Motivated to become a physical therapist after caring for a disabled neighbor, Zofia brings compassion and skill to her new role as the leader of The New Jewish Home’s excellent rehabilitation therapy team.

The New Jewish Home, Manhattan’s rehabilitation therapy program has a strong reputation of excellence. Zofia Tryjanski oversees the program as the recently promoted director of rehabilitation. She was first hired as a rehabilitation supervisor in 2013, and became assistant director in 2020. When she arrived at The New Jewish Home, Zofia was impressed by the quality of the team, the innovative approach to treatment and the excellent cardiac rehabilitation program.

Her career path began when, as a young mother, she had the opportunity to be a caregiver to her quadriplegic landlord. Learning how to care for a disabled person—helping him transfer to and from his bed, using a ramp, setting up a shower—was new and fascinating to her. “I learned so much from my day-to-day interactions with my landlord, and I gained expertise that I’m still using today,” she said.

Motivated by her experience, she applied to school to become a physical therapist. (Her daughter, who always watched her mother studying and sometimes even came along with her to classes, is now a doctor herself.)

Zofia supervises the physical and occupational therapists who work with Jewish Home’s long-term residents and short-term patients who are recovering from surgery or illness.

When a subacute patient arrives from the hospital, Zofia reviews their chart and then interviews the patient. “We can learn everything from them. They will tell us what they were doing before they went to the hospital, that’s most important. Even if there’s a deficit in cognition, we listen carefully to them. If they can’t provide a history, we contact their family to find out. We ask: What was your mother like before she came here?” Zofia and the therapists then establish long-term and short-term goals. “The outcome relies on the entire team,” she said: physical and occupational therapists, social worker, psychologist, spiritual services. “It’s a team effort to have the best outcome and plan a safe discharge.”

For the long-term population, she said, every patient is assessed quarterly and annually. “We establish what they can and can’t do independently. As people age, our goals are to prevent loss of function and preserve their dignity.” The team conducts weekly rounds to assess issues like loss of range of motion, pressure injuries, balance issues, and difficulty with movement. “Even minimal changes in medical status can contribute to a decline, so patients need frequent interventions from PTs and OTs to maintain their mobility and the activities of daily living,” Zofia said.

Conventional wisdom, Zofia said, discourages therapists from developing relationships with patients. But for patients who live here, “it’s difficult to fully separate the personal from professional. Rehabilitation therapists and their patients spend a great amount of one-on-one time together. We learn so much from their life experiences. They share recipes, daily life advice—the trusting bond we create is invaluable.”

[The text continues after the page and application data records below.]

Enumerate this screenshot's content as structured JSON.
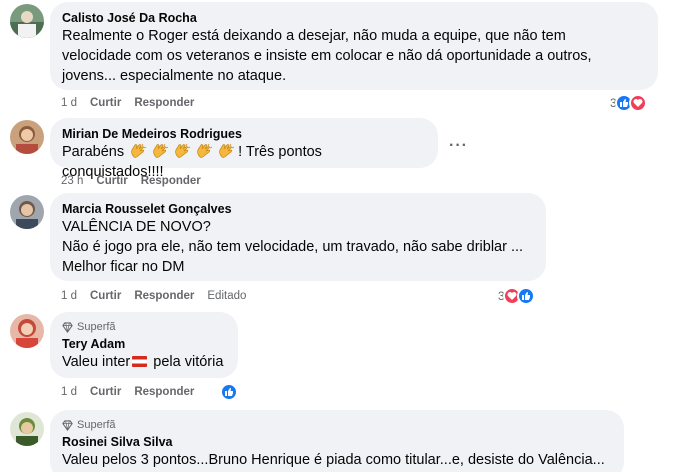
{
  "comments": [
    {
      "author": "Calisto José Da Rocha",
      "lines": [
        "Realmente o Roger está deixando a desejar, não muda a equipe, que não tem",
        "velocidade com os veteranos e insiste em colocar e não dá oportunidade a outros,",
        "jovens... especialmente no ataque."
      ],
      "time": "1 d",
      "like_label": "Curtir",
      "reply_label": "Responder",
      "reaction_count": "3",
      "reactions": [
        "like-icon",
        "love-icon"
      ]
    },
    {
      "author": "Mirian De Medeiros Rodrigues",
      "text_before": "Parabéns",
      "emoji": "clapping-hands",
      "emoji_count": 5,
      "text_after": "! Três pontos conquistados!!!!",
      "time": "23 h",
      "like_label": "Curtir",
      "reply_label": "Responder",
      "more_label": "···"
    },
    {
      "author": "Marcia Rousselet Gonçalves",
      "lines": [
        "VALÊNCIA DE NOVO?",
        "Não é jogo pra ele, não tem velocidade, um travado, não sabe driblar ...",
        "Melhor ficar no DM"
      ],
      "time": "1 d",
      "like_label": "Curtir",
      "reply_label": "Responder",
      "edited_label": "Editado",
      "reaction_count": "3",
      "reactions": [
        "love-icon",
        "like-icon"
      ]
    },
    {
      "badge": "Superfã",
      "author": "Tery Adam",
      "text_before": "Valeu inter",
      "text_after": " pela vitória",
      "time": "1 d",
      "like_label": "Curtir",
      "reply_label": "Responder",
      "reactions": [
        "like-icon"
      ]
    },
    {
      "badge": "Superfã",
      "author": "Rosinei Silva Silva",
      "lines": [
        "Valeu pelos 3 pontos...Bruno Henrique é piada como titular...e, desiste do Valência..."
      ]
    }
  ],
  "colors": {
    "bubble": "#f0f2f5",
    "like": "#1877f2",
    "love": "#f33e58",
    "meta": "#65676b"
  }
}
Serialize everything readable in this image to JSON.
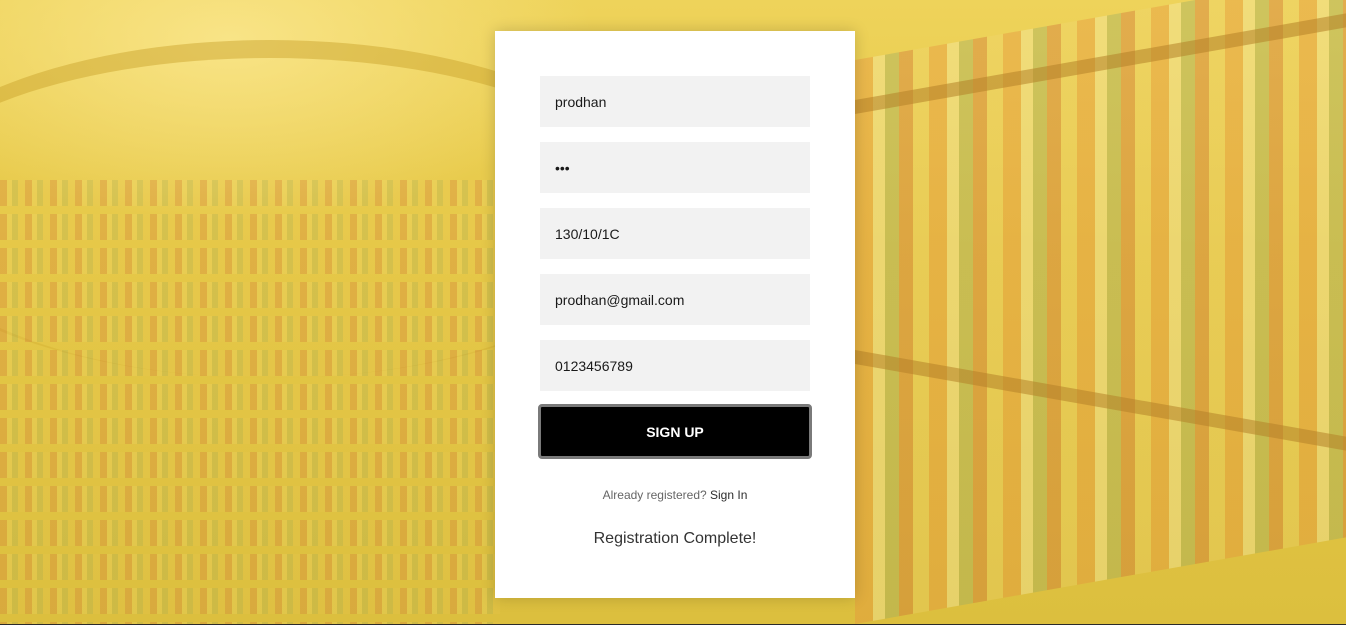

Rehabilitation therapists are thus often the ones to recognize patient needs, signs of depression, and other issues of concern. “Of course, we’re doing physical activities with them, like lifting weights, but sometimes it’s important to just sit at the edge of the bed and listen to them share their concerns — they want to be heard. It’s very rewarding for us, and we are often the ones who bring to the nurse’s attention that a patient should be seen by a psychologist, or that their family should be contacted.”

For Zofia, no two days are the same. “Every patient changes from day to day. What a patient was able to do yesterday may be different today. We interact with people—we’re responsible for someone’s father, someone’s wife. One of the most important things I’ve learned in my years of experience is that we cannot rush when we perform evaluations and assessments. I don’t leave a patient’s room until I know their needs are met.”

If she had to do it all over again, Zofia reflected, “I would never choose any other field. It’s so rewarding to meet patients’ needs and goals so they can still enjoy a beautiful life.”